BACKGROUND: Eosinophils are a prominent cell type in the host response to helminths, and some evidence suggests that neutrophils might also play a role. However, little is known about the activation status of these granulocytes during helminth infection. METHODS: We analyzed the expression of eosinophil and neutrophil activation markers in peripheral blood by flow cytometry and measured serum levels of eosinophil granule proteins in 300 subjects residing in an area endemic for soil-transmitted helminths (STH). The data generated are on samples before and after 1 year of 3-monthly albendazole treatment. RESULTS: Anthelmintic treatment significantly reduced the prevalence of STH. While eosinophil numbers were significantly higher in STH-infected compared to uninfected subjects and significantly decreased following albendazole treatment, there was no effect exerted by the helminths on either eosinophil nor neutrophil activation. Although at baseline eosinophil granule protein levels were not different between STH-infected and uninfected subjects, treatment significantly reduced the levels of eosinophil-derived neurotoxin (EDN) in those infected at baseline. CONCLUSIONS: These results show that besides decreasing eosinophil numbers, anthelmintic treatment does not significantly change the activation status of eosinophils, nor of neutrophils, and the only effect seen was a reduction in circulating levels of EDN. CLINICAL TRIALS REGISTRATION: http://www.isrctn.com/ISRCTN75636394.

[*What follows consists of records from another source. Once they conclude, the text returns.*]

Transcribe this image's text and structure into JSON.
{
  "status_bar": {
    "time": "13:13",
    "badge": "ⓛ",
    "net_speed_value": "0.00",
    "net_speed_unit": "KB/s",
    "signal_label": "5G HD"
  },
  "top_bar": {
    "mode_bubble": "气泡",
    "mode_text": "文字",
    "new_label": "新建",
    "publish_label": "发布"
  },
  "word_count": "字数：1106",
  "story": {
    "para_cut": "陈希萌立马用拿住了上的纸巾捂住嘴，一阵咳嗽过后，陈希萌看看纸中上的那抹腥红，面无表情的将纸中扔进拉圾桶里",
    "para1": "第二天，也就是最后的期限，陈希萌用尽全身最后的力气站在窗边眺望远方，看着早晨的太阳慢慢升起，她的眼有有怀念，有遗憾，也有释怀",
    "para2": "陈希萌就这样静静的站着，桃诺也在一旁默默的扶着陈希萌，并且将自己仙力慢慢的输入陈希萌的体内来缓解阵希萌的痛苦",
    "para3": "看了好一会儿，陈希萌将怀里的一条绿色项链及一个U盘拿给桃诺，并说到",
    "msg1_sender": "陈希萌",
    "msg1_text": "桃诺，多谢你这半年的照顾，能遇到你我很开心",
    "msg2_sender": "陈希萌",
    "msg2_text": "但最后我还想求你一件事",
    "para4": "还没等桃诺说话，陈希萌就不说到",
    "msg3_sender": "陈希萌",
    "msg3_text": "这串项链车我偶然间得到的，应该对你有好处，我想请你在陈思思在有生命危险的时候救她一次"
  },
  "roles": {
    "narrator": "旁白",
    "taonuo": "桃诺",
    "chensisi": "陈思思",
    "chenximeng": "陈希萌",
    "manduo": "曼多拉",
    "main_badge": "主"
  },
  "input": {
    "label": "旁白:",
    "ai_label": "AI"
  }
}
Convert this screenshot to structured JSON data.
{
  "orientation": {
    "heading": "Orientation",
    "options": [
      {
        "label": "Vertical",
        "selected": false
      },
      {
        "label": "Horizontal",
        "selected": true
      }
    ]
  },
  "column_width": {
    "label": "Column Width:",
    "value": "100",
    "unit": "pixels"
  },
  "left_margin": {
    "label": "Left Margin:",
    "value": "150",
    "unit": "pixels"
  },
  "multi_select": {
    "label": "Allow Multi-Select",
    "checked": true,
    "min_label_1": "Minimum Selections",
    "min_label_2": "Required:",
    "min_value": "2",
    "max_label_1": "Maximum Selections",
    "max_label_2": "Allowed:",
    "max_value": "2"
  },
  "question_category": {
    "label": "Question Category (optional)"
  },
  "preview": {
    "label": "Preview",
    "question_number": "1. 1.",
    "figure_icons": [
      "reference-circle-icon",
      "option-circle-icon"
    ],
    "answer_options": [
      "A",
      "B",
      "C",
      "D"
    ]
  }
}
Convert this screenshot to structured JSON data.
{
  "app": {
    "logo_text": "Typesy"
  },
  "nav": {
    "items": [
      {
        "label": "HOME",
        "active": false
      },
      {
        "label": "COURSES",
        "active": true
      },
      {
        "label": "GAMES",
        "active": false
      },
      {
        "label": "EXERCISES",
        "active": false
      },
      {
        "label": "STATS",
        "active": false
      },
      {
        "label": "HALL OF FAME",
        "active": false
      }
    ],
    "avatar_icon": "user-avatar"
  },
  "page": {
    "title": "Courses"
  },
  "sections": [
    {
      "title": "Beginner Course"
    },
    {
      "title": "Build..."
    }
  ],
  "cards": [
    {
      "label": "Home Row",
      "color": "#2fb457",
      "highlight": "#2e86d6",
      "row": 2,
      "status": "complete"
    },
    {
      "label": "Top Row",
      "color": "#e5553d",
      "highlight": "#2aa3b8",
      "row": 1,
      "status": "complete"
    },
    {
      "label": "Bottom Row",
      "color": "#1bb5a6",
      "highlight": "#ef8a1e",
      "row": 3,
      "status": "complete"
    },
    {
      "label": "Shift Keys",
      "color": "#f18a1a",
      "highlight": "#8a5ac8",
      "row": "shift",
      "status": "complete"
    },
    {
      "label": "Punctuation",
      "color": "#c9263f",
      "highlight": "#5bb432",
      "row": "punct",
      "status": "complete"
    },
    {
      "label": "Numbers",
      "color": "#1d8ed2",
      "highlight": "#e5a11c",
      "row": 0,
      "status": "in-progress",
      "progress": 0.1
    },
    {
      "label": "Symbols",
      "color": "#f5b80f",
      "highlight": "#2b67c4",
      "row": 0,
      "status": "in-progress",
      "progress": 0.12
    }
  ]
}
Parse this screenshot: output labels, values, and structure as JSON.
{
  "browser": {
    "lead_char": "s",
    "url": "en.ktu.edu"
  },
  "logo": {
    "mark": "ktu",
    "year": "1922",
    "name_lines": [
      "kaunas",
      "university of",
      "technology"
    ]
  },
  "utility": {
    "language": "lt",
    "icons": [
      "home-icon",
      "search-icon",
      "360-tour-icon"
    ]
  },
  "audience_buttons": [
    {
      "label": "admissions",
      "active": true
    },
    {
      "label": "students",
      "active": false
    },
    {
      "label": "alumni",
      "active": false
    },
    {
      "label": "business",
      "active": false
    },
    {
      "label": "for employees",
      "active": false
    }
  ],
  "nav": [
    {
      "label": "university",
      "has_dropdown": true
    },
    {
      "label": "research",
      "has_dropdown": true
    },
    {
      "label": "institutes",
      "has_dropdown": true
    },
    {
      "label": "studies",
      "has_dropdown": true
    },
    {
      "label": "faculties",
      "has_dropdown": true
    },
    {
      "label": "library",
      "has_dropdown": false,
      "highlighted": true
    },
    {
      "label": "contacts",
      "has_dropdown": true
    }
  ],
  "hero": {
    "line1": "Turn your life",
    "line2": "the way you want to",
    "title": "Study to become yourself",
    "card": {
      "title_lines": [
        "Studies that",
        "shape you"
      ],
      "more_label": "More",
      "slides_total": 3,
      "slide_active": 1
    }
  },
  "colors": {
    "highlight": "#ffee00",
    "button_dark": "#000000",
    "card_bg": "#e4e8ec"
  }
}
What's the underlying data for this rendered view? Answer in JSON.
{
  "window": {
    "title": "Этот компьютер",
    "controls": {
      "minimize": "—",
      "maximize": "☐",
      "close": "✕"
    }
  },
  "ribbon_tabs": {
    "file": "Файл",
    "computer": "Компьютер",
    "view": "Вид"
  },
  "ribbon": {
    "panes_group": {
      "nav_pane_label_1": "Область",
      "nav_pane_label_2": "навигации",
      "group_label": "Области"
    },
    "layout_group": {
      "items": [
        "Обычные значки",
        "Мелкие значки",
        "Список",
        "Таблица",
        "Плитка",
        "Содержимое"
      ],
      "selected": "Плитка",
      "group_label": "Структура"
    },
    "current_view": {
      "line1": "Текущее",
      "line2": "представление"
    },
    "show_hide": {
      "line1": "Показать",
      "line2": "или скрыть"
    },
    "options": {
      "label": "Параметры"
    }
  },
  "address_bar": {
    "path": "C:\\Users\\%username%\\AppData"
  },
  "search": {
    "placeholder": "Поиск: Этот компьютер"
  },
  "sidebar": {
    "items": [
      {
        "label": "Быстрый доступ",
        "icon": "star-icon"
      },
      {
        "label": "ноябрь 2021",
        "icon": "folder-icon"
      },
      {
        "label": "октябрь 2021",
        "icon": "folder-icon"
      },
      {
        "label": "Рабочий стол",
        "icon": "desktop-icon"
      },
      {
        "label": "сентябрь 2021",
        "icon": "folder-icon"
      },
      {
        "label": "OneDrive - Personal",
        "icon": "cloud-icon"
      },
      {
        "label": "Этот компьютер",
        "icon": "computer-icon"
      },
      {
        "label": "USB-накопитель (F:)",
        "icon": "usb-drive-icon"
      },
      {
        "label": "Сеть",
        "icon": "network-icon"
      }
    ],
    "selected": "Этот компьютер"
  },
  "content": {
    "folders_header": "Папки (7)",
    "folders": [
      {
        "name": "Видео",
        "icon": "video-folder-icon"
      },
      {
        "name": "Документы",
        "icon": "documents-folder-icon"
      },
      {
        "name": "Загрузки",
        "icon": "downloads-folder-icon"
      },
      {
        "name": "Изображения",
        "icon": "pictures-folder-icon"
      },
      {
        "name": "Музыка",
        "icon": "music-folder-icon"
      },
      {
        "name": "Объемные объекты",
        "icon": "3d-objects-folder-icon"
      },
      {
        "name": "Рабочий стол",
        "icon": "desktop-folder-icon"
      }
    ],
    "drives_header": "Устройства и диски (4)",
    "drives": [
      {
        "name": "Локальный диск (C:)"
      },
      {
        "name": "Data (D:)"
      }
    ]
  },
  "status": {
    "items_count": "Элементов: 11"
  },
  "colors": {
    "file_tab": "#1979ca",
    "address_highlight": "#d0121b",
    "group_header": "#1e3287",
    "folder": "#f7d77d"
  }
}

|Number of pages||9|
|Journal||The Journal of infectious diseases|
|Publication status||Published - 16 Apr 2019|
- activation markers
- granular proteins